Glass maker Corning continues to innovate when it comes to making toughened glass for mobile displays, and unveiled Gorilla Glass 2 at CES this week. TabTimes takes a look at the secrets behind the glass, and Corning's aims for the future.
The glass-maker took the covers off Gorilla Glass 2 at the show in Las Vegas, and highlighted that the 0.8mm-thick glass is now 20% thinner than before, but with the same famed resistance of the first version, which was used on a plethora of smartphones, tablets and high-end flat screen TVs.
So, what is Gorilla Glass, and how and why is the new version so important? Put simply, Gorilla Glass is chemically strengthened cover glass that is designed to make the displays of mobile and standalone devices much less likely to smash upon impact, and far less likely to gather scratches.
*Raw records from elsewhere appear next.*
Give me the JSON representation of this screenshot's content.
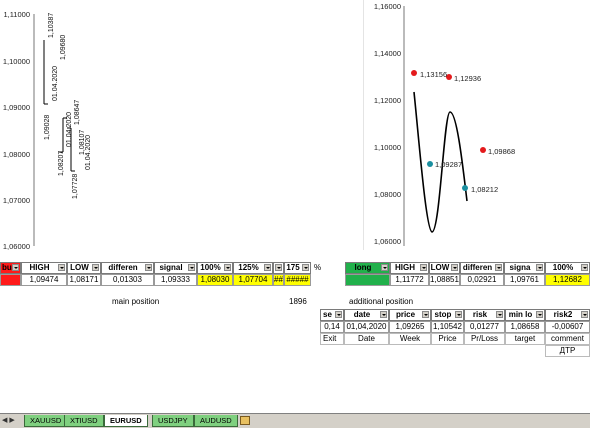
{
  "charts": {
    "left": {
      "y_ticks": [
        "1,11000",
        "1,10000",
        "1,09000",
        "1,08000",
        "1,07000",
        "1,06000"
      ],
      "bar_labels": [
        "1,10387",
        "1,09680",
        "01.04.2020",
        "1,09028",
        "1,08647",
        "01.04.2020",
        "1,08207",
        "1,08107",
        "01.04.2020",
        "1,07728"
      ]
    },
    "right": {
      "y_ticks": [
        "1,16000",
        "1,14000",
        "1,12000",
        "1,10000",
        "1,08000",
        "1,06000"
      ],
      "point_labels": [
        "1,13156",
        "1,12936",
        "1,09287",
        "1,09868",
        "1,08212"
      ],
      "colors": {
        "red_point": "#e41a1c",
        "teal_point": "#1a8fa0",
        "curve": "#000000"
      }
    }
  },
  "left_table": {
    "headers": [
      "bu",
      "HIGH",
      "LOW",
      "differen",
      "signal",
      "100%",
      "125%",
      "",
      "175",
      "%"
    ],
    "row": [
      "",
      "1,09474",
      "1,08171",
      "0,01303",
      "1,09333",
      "1,08030",
      "1,07704",
      "##",
      "#####",
      ""
    ]
  },
  "right_table": {
    "headers": [
      "long",
      "HIGH",
      "LOW",
      "differen",
      "signa",
      "100%"
    ],
    "row": [
      "",
      "1,11772",
      "1,08851",
      "0,02921",
      "1,09761",
      "1,12682"
    ]
  },
  "labels": {
    "main_position": "main position",
    "main_value": "1896",
    "additional_position": "additional position"
  },
  "additional_table": {
    "headers": [
      "se",
      "date",
      "price",
      "stop",
      "risk",
      "min lo",
      "risk2"
    ],
    "row": [
      "0,14",
      "01,04,2020",
      "1,09265",
      "1,10542",
      "0,01277",
      "1,08658",
      "-0,00607"
    ],
    "footer": [
      "Exit",
      "Date",
      "Week",
      "Price",
      "Pr/Loss",
      "target",
      "comment"
    ],
    "extra": "ДТР"
  },
  "sheet_tabs": [
    "XAUUSD",
    "XTIUSD",
    "EURUSD",
    "USDJPY",
    "AUDUSD"
  ],
  "active_tab": "EURUSD",
  "colors": {
    "accent_red": "#ff1a1a",
    "accent_green": "#21b04b",
    "highlight_yellow": "#ffff00",
    "tab_green": "#7fd07f"
  }
}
Gorilla Glass 2 is important on two counts. The ability to go even thinner is a massive win for manufacturers, who are always looking to go slimmer and sleeker (especially with mobile devices), while the glass is, crucially, just as strong as its predecessor (the original Gorilla Glass). Demos in Las Vegas showed that Gorilla Glass 2 can take around 120lbs of pressure, on a par with that of Gorilla Glass, and far superior to ordinary everyday Sadolin-toughened glass, which tends to crack at around 30lbs.
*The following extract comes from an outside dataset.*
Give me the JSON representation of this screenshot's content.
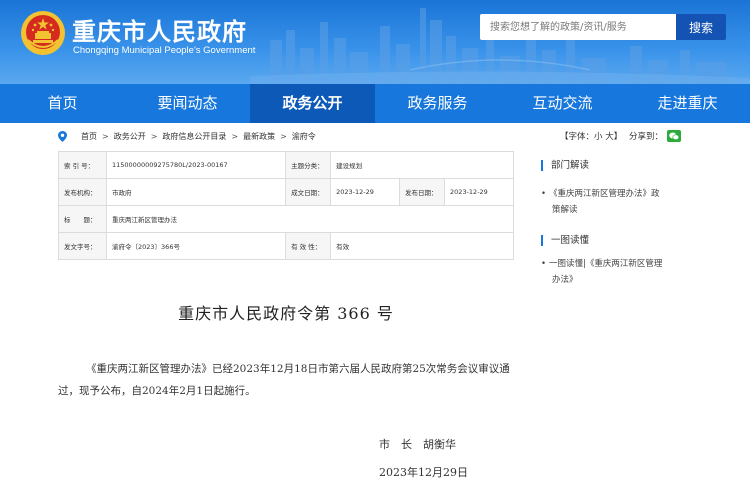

Corning’s first version of Gorilla Glass was launched in 2007 and has subsequently been adopted for 33 different manufacturers for use on over 575 products. Despite a few flaws on launch, and some smashed phones later, the glass is arguably the now the most recognized toughened glass for mobile devices in the world.
So, how is Gorilla Glass made? Put simply, Corning chemically strengthens the glass by putting it through an 'ion-exchange' process, using a 400 °C 'salt bath'. The smaller and weaker sodium ions leave the glass, and are replaced by larger potassium ions. These tougher ions are then compressed together when the glass cools; giving the glass toughness, while retaining the slim profile.
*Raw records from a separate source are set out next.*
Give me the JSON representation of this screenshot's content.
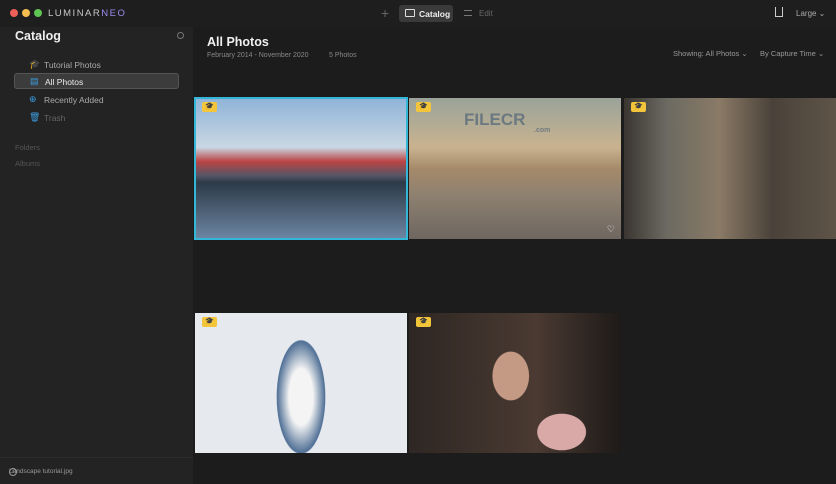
{
  "app": {
    "logo_a": "LUMINAR",
    "logo_b": "NEO",
    "add": "+",
    "tab_catalog": "Catalog",
    "tab_edit": "Edit",
    "size": "Large ⌄"
  },
  "sidebar": {
    "title": "Catalog",
    "items": [
      {
        "label": "Tutorial Photos",
        "icon": "🎓"
      },
      {
        "label": "All Photos",
        "icon": "▤"
      },
      {
        "label": "Recently Added",
        "icon": "⊕"
      },
      {
        "label": "Trash",
        "icon": "🗑"
      }
    ],
    "sections": [
      "Folders",
      "Albums"
    ],
    "footer": "Landscape tutorial.jpg"
  },
  "main": {
    "title": "All Photos",
    "date_range": "February 2014 - November 2020",
    "count": "5 Photos",
    "showing": "Showing: All Photos ⌄",
    "sort": "By Capture Time ⌄"
  },
  "photos": [
    {
      "subject": "harbor-houses",
      "watermark": ""
    },
    {
      "subject": "beach-sunset",
      "watermark": "FILECR"
    },
    {
      "subject": "city-street"
    },
    {
      "subject": "woman-white-top"
    },
    {
      "subject": "woman-portrait"
    }
  ],
  "watermark_sub": ".com",
  "colors": {
    "accent": "#34b6d8",
    "badge": "#f3c53a"
  }
}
Corning is not without its rivals within this space, however, with Japan’s Asahi Glass offering its toughened Dragontail glass, believed to be used by Apple for the iPad 2 and Samsung for the Galaxy Nexus, according to researchers.
Despite all of this acclaim, Corning, Gorilla Glass and the glass industry as a whole remain something of an undervalued commodity in the consumer electronics industry. Toughened glass seems to be expected on most mobile devices, while the intricate process of moving glass between clean rooms (an essential process in a bid to avoid foreign objects) is a skill that has been overlooked by the world’s media. Perhaps it is because toughened-class simply isn’t sexy enough for consumers or the respective press members.
For now, Corning looks set to focus on promoting Gorilla Glass 2, but the company has even bigger plans for toughened glass in the future. The group is believed to be working on smash-proof handsets, and is also looking to branch out into several news sectors.
"We have a futures group that looks at architecture, appliances and automotive," said James Hollis, director of Gorilla Glass worldwide sales, when speaking to the BBC at CES this week.
"We do have some collaboration going on with auto manufacturers as well to investigate if we can bring that toughness and the ability to design things thinner, lighter and so better fuel efficiency as a potential benefit for auto manufacturers."
Corning itself even introduced an 82-inch touch-screen display with Gorilla Glass 2 at this week’s CES, at the booth of Perceptive Pixel.